“This is just one event but it’s a call to action to make sure that our elected leaders know that it’s not the time to listen to the NRA and we’re not going to just wait until the funerals are over and the noise dies down. We expect there to be reasonable gun safety laws.”
The time to have the conversation of gun control is now, said Barnett. He is not against guns, but he said action must be taken against gun violence.
“We’re tired of people saying this is not the time to talk about this when we have all these deaths,” Barnett said. “There have been more mass shootings this year than there have been days. If you went on that, there’d never be a time to talk about it and that’s pretty much what’s happened over the past 10 years.”
Other speakers like Reverend Gail Tapscott who read a self-written poem titled, “America is a Gun,” University of Mississippi instructor and former high school teacher Ellen Brewer, Ole Miss professor emeritus Donald Cole and Oxford High School students Tommy Nichol and Eli Nordstrom took to the podium as well voicing their disappointment in the lack of reform and gun control.
Nichol said that he is deeply concerned about the state of the country as school and mass shootings continue, but it becomes a “uniquely American problem.” Students and teachers, who once thought of schools as safe places, now worry for their lives.
“Looking in on this, we can see that the very future of this country cannot even feel safe in their educational institutions and this is a problem,” said Nichol to the rally. ” … A shortcoming of this magnitude is so severe that it can be called nothing less than a failure of immeasurable proportions.
“The unfortunate truth, once again, is that with each passing shooting, one to the next, America grows more and more apathetic as shootings in our schools and places for public gatherings become the new norm. This is a very dangerous process and we cannot stand for it. We need to act and we need to make sure we can feel safe in public spaces.”
The march was only one event, but speakers and rally members are not stopping there. The next step for change? Barnett says to get in touch with local elected officials for change.

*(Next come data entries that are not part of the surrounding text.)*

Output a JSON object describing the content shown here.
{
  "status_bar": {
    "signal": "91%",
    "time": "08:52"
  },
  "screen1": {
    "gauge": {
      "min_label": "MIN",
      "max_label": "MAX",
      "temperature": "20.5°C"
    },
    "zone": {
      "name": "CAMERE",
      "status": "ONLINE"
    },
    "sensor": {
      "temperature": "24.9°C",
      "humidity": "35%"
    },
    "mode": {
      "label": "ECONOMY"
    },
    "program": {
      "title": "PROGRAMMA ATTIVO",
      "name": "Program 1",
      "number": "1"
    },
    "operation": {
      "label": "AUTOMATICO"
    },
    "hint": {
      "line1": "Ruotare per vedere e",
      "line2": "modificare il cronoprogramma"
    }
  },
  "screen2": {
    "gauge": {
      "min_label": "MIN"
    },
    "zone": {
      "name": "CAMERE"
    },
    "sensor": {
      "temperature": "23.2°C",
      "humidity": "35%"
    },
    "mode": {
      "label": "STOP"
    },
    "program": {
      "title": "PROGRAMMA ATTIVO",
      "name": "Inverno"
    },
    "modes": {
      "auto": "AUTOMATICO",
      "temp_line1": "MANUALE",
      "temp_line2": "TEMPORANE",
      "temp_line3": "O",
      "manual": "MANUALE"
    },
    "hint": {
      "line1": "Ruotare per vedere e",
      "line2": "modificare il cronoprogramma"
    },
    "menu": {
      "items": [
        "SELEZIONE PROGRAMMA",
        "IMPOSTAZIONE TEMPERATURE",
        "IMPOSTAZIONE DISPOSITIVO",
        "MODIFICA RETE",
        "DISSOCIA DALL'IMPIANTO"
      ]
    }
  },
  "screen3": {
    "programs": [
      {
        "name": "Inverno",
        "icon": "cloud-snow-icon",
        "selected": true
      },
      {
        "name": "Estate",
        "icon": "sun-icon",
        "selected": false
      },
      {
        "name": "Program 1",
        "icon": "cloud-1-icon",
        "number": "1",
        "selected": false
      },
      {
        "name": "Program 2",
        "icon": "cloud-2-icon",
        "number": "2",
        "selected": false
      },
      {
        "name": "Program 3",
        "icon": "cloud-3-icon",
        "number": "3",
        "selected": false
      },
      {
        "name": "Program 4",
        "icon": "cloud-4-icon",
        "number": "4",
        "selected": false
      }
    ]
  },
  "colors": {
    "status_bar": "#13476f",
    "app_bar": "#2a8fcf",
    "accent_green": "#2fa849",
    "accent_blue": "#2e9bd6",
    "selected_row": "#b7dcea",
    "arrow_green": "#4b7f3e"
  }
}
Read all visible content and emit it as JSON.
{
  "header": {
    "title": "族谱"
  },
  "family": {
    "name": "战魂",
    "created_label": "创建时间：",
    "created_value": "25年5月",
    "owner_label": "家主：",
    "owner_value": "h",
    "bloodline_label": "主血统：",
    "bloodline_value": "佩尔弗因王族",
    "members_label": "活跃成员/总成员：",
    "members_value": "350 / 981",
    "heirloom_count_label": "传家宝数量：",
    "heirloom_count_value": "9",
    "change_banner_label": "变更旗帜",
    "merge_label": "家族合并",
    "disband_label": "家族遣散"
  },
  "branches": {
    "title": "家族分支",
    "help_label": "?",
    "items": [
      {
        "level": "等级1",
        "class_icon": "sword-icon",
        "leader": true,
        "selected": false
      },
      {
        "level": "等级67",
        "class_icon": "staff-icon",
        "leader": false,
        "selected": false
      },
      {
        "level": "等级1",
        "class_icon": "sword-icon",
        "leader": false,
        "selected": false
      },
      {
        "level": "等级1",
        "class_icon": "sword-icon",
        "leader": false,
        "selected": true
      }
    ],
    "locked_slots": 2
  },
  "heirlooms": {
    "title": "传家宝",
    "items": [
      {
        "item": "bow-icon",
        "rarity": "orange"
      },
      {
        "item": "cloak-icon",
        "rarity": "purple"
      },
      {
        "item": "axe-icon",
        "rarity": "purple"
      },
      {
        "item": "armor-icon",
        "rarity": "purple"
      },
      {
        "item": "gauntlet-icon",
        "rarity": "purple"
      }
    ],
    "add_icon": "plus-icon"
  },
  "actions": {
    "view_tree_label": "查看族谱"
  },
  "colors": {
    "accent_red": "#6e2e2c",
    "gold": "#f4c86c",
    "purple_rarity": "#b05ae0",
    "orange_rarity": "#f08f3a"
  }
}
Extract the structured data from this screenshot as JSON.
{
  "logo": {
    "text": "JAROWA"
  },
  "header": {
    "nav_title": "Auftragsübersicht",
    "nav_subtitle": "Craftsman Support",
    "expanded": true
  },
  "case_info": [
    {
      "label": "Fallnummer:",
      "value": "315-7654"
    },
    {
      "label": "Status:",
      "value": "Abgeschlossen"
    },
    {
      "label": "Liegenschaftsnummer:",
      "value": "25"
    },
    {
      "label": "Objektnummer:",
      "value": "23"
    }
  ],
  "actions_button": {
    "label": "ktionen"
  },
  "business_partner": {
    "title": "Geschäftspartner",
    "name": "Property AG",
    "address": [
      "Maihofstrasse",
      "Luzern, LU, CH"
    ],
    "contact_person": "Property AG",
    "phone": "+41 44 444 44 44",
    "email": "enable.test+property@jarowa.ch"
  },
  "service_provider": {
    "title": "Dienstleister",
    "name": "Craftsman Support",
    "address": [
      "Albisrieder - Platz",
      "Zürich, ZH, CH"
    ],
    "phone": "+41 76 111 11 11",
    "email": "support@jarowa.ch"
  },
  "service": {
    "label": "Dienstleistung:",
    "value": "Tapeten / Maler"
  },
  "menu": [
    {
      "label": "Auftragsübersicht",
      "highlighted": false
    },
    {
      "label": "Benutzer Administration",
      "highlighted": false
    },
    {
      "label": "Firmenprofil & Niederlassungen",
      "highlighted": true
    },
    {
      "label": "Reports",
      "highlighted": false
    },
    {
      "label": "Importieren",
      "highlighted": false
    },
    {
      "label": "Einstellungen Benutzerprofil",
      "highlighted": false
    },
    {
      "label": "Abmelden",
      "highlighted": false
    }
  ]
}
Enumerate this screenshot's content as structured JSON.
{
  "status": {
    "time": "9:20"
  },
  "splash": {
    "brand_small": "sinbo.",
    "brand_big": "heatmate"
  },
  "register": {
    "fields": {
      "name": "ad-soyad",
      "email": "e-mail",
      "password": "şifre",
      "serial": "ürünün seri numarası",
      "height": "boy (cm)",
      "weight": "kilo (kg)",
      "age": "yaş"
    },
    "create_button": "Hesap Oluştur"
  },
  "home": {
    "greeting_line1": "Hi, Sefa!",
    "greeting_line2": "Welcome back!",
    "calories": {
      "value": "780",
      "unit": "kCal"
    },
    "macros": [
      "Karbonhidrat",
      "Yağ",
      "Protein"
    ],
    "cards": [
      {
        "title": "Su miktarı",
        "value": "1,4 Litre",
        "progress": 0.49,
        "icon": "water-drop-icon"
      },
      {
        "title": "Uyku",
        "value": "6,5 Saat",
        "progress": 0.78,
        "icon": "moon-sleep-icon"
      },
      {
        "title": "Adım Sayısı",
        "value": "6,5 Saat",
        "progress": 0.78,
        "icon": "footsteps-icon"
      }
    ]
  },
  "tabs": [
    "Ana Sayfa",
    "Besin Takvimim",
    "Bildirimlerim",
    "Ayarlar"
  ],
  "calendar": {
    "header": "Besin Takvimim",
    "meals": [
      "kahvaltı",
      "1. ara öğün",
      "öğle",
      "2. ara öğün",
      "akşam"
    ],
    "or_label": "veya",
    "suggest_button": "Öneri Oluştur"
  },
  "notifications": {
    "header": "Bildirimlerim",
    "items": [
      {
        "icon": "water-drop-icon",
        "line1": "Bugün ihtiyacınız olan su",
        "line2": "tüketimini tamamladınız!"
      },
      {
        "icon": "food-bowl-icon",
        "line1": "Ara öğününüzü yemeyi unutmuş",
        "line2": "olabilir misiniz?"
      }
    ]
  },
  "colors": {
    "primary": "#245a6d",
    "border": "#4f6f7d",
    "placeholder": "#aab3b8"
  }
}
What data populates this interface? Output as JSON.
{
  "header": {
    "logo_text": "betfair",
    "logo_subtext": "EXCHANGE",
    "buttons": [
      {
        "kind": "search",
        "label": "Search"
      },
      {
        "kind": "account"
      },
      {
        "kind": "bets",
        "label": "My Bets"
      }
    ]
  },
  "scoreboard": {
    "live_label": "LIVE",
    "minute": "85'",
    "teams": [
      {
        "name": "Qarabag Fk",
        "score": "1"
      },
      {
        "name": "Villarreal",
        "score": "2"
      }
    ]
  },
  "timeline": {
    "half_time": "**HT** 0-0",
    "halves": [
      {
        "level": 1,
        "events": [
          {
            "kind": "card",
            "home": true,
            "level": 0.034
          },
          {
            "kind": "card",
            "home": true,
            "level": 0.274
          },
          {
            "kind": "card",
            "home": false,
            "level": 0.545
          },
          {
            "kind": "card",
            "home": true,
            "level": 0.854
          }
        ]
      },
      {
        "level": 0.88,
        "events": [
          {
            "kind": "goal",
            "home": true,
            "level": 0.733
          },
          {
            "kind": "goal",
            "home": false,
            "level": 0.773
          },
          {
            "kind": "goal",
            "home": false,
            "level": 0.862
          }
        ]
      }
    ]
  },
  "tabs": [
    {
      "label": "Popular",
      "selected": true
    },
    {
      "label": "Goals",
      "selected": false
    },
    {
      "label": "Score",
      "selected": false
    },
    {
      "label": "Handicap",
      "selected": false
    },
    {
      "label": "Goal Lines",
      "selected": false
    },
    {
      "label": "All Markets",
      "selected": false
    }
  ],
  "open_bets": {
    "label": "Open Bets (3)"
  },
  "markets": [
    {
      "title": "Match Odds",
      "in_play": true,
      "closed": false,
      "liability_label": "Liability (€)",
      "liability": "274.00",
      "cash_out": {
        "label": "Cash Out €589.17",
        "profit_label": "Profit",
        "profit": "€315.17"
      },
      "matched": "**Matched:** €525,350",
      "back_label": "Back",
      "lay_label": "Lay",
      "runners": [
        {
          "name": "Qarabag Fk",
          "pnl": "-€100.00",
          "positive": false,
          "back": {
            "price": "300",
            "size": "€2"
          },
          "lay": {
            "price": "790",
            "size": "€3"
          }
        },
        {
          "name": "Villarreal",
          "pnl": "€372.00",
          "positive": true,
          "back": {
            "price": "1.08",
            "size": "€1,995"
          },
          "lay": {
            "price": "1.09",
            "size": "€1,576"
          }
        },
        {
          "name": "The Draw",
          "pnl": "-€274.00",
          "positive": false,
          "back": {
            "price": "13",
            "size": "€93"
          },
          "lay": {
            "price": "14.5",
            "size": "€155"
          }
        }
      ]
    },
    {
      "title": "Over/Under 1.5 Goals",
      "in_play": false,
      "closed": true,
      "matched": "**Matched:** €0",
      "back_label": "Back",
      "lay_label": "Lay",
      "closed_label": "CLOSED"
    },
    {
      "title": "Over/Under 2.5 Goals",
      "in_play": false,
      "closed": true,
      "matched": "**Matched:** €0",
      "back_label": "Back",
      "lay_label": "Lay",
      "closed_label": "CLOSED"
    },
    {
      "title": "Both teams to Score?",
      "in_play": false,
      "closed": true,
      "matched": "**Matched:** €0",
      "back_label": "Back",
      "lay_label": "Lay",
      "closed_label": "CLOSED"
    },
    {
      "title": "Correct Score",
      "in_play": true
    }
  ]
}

“It’s definitely going to be reaching out to our elected representatives with petitions and also letters and those types of things as well,” he said. “I don’t think this will be the last group meeting that you’ll see on this.”